You are nominated as a personal representative to handle someone’s estate. Can you get paid for handling these matters? In a word, yes.
Your fee is dictated by Minnesota probate law. Unfortunately, Minnesota law doesn’t provide much guidance as the probate law simply says, “[a] personal representative is entitled to reasonable compensation for services.”
What does that mean?
It’s not really clear. The courts have generally stated that they know an unreasonable fee when they see one. But, they have failed to provide guidance on what constitutes a reasonable fee.
A personal representative is always entitled to be reimbursed for any expenses related to the probate. For instance, paying for filing fees, copies of the death certificate, publishing fees, attorney’s fees, accountant fees etc.…
I often suggest to clients that they state the fee they want to get up front to the rest of the family so there is no argument later. This can be a flat amount of the estate ($5,000) or an hourly fee and the PR can simply track their time spent working on the probate.
Are fees received for acting as personal representative taxable? See the next post for the answer.
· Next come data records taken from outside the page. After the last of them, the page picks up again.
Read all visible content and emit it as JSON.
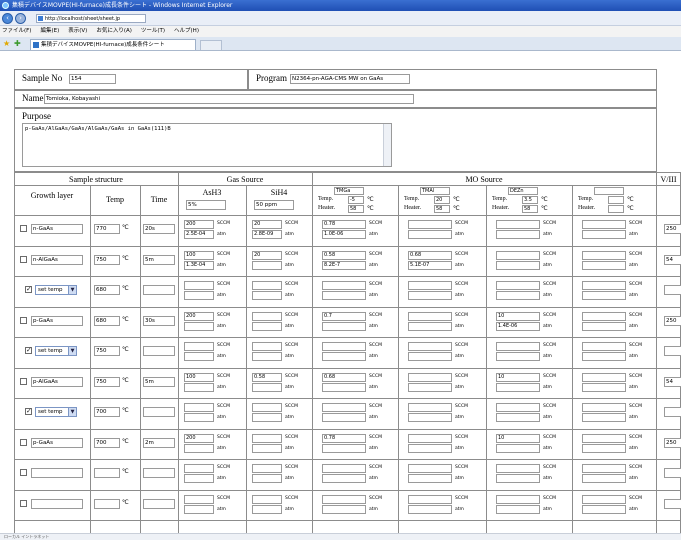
{
  "window": {
    "title": "集積デバイスMOVPE(HI-furnace)成長条件シート - Windows Internet Explorer",
    "address": "http://localhost/sheet/sheet.jp"
  },
  "menu": [
    "ファイル(F)",
    "編集(E)",
    "表示(V)",
    "お気に入り(A)",
    "ツール(T)",
    "ヘルプ(H)"
  ],
  "tab": {
    "label": "集積デバイスMOVPE(HI-furnace)成長条件シート"
  },
  "form": {
    "sample_no_label": "Sample No",
    "sample_no_value": "154",
    "program_label": "Program",
    "program_value": "N2364-pn-AGA-CMS MW on GaAs",
    "name_label": "Name",
    "name_value": "Tomioka, Kobayashi",
    "purpose_label": "Purpose",
    "purpose_value": "p-GaAs/AlGaAs/GaAs/AlGaAs/GaAs in GaAs(111)B"
  },
  "headers": {
    "sample_structure": "Sample structure",
    "gas_source": "Gas Source",
    "mo_source": "MO Source",
    "v_iii": "V/III",
    "growth_layer": "Growth layer",
    "temp": "Temp",
    "time": "Time",
    "ash3": "AsH3",
    "sih4": "SiH4",
    "ash3_conc": "5%",
    "sih4_conc": "50 ppm",
    "temp_label": "Temp.",
    "heater_label": "Heater.",
    "deg": "℃"
  },
  "mo_columns": [
    {
      "name": "TMGa",
      "temp": "-5",
      "heater": "58"
    },
    {
      "name": "TMAl",
      "temp": "20",
      "heater": "58"
    },
    {
      "name": "DEZn",
      "temp": "3.5",
      "heater": "58"
    },
    {
      "name": "",
      "temp": "",
      "heater": ""
    }
  ],
  "units": {
    "flow": "SCCM",
    "pressure": "atm"
  },
  "rows": [
    {
      "checked": false,
      "layer": "n-GaAs",
      "is_select": false,
      "temp": "770",
      "time": "20s",
      "ash3": [
        "200",
        "2.5E-04"
      ],
      "sih4": [
        "20",
        "2.8E-09"
      ],
      "mo": [
        [
          "0.78",
          "1.0E-06"
        ],
        [
          "",
          ""
        ],
        [
          "",
          ""
        ],
        [
          "",
          ""
        ]
      ],
      "viii": "250"
    },
    {
      "checked": false,
      "layer": "n-AlGaAs",
      "is_select": false,
      "temp": "750",
      "time": "5m",
      "ash3": [
        "100",
        "1.3E-04"
      ],
      "sih4": [
        "20",
        ""
      ],
      "mo": [
        [
          "0.58",
          "8.2E-7"
        ],
        [
          "0.68",
          "5.1E-07"
        ],
        [
          "",
          ""
        ],
        [
          "",
          ""
        ]
      ],
      "viii": "54"
    },
    {
      "checked": true,
      "layer": "set temp",
      "is_select": true,
      "temp": "680",
      "time": "",
      "ash3": [
        "",
        ""
      ],
      "sih4": [
        "",
        ""
      ],
      "mo": [
        [
          "",
          ""
        ],
        [
          "",
          ""
        ],
        [
          "",
          ""
        ],
        [
          "",
          ""
        ]
      ],
      "viii": ""
    },
    {
      "checked": false,
      "layer": "p-GaAs",
      "is_select": false,
      "temp": "680",
      "time": "30s",
      "ash3": [
        "200",
        ""
      ],
      "sih4": [
        "",
        ""
      ],
      "mo": [
        [
          "0.7",
          ""
        ],
        [
          "",
          ""
        ],
        [
          "10",
          "1.4E-06"
        ],
        [
          "",
          ""
        ]
      ],
      "viii": "250"
    },
    {
      "checked": true,
      "layer": "set temp",
      "is_select": true,
      "temp": "750",
      "time": "",
      "ash3": [
        "",
        ""
      ],
      "sih4": [
        "",
        ""
      ],
      "mo": [
        [
          "",
          ""
        ],
        [
          "",
          ""
        ],
        [
          "",
          ""
        ],
        [
          "",
          ""
        ]
      ],
      "viii": ""
    },
    {
      "checked": false,
      "layer": "p-AlGaAs",
      "is_select": false,
      "temp": "750",
      "time": "5m",
      "ash3": [
        "100",
        ""
      ],
      "sih4": [
        "0.58",
        ""
      ],
      "mo": [
        [
          "0.68",
          ""
        ],
        [
          "",
          ""
        ],
        [
          "10",
          ""
        ],
        [
          "",
          ""
        ]
      ],
      "viii": "54"
    },
    {
      "checked": true,
      "layer": "set temp",
      "is_select": true,
      "temp": "700",
      "time": "",
      "ash3": [
        "",
        ""
      ],
      "sih4": [
        "",
        ""
      ],
      "mo": [
        [
          "",
          ""
        ],
        [
          "",
          ""
        ],
        [
          "",
          ""
        ],
        [
          "",
          ""
        ]
      ],
      "viii": ""
    },
    {
      "checked": false,
      "layer": "p-GaAs",
      "is_select": false,
      "temp": "700",
      "time": "2m",
      "ash3": [
        "200",
        ""
      ],
      "sih4": [
        "",
        ""
      ],
      "mo": [
        [
          "0.78",
          ""
        ],
        [
          "",
          ""
        ],
        [
          "10",
          ""
        ],
        [
          "",
          ""
        ]
      ],
      "viii": "250"
    },
    {
      "checked": false,
      "layer": "",
      "is_select": false,
      "temp": "",
      "time": "",
      "ash3": [
        "",
        ""
      ],
      "sih4": [
        "",
        ""
      ],
      "mo": [
        [
          "",
          ""
        ],
        [
          "",
          ""
        ],
        [
          "",
          ""
        ],
        [
          "",
          ""
        ]
      ],
      "viii": ""
    },
    {
      "checked": false,
      "layer": "",
      "is_select": false,
      "temp": "",
      "time": "",
      "ash3": [
        "",
        ""
      ],
      "sih4": [
        "",
        ""
      ],
      "mo": [
        [
          "",
          ""
        ],
        [
          "",
          ""
        ],
        [
          "",
          ""
        ],
        [
          "",
          ""
        ]
      ],
      "viii": ""
    }
  ],
  "status": "ローカル イントラネット"
}
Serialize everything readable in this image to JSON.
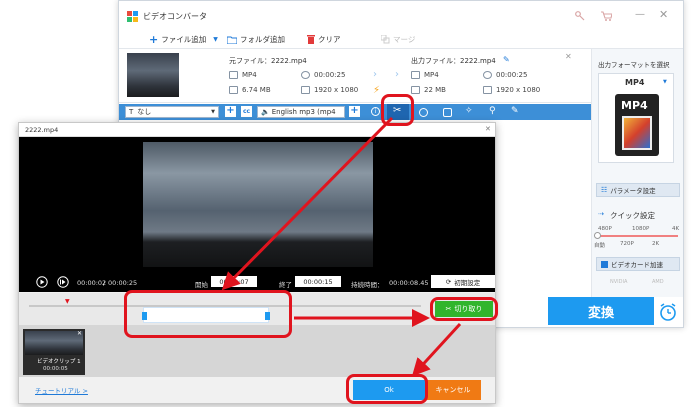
{
  "main": {
    "title": "ビデオコンバータ",
    "toolbar": {
      "add_file": "ファイル追加",
      "add_folder": "フォルダ追加",
      "clear": "クリア",
      "merge": "マージ"
    },
    "source": {
      "label": "元ファイル：2222.mp4",
      "format": "MP4",
      "duration": "00:00:25",
      "size": "6.74 MB",
      "resolution": "1920 x 1080"
    },
    "output": {
      "label": "出力ファイル：2222.mp4",
      "format": "MP4",
      "duration": "00:00:25",
      "size": "22 MB",
      "resolution": "1920 x 1080"
    },
    "edit_bar": {
      "subtitle_select": "なし",
      "audio_select": "English mp3 (mp4"
    },
    "right_panel": {
      "format_heading": "出力フォーマットを選択",
      "format_selected": "MP4",
      "param_settings": "パラメータ設定",
      "quick_settings": "クイック設定",
      "quality_top": [
        "480P",
        "1080P",
        "4K"
      ],
      "quality_bottom": [
        "自動",
        "720P",
        "2K"
      ],
      "gpu_accel": "ビデオカード加速",
      "gpu_vendors": [
        "NVIDIA",
        "AMD"
      ]
    },
    "convert_label": "変換"
  },
  "dialog": {
    "title": "2222.mp4",
    "current_time": "00:00:02",
    "total_time": "00:00:25",
    "start_label": "開始",
    "start_value": "00:00:07",
    "end_label": "終了",
    "end_value": "00:00:15",
    "duration_label": "持続時間：",
    "duration_value": "00:00:08.45",
    "reset_label": "初期設定",
    "cut_label": "切り取り",
    "clip_label": "ビデオクリップ 1",
    "clip_time": "00:00:05",
    "tutorial": "チュートリアル >",
    "ok_label": "Ok",
    "cancel_label": "キャンセル"
  },
  "colors": {
    "accent_blue": "#1d9af0",
    "edit_bar_blue": "#3d8fd7",
    "cut_green": "#31b52c",
    "cancel_orange": "#f07a14",
    "annotation_red": "#e0141e"
  }
}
Work with a Minnesota probate lawyer to ensure that you are getting paid a fair amount for the work you put in to handling an estate.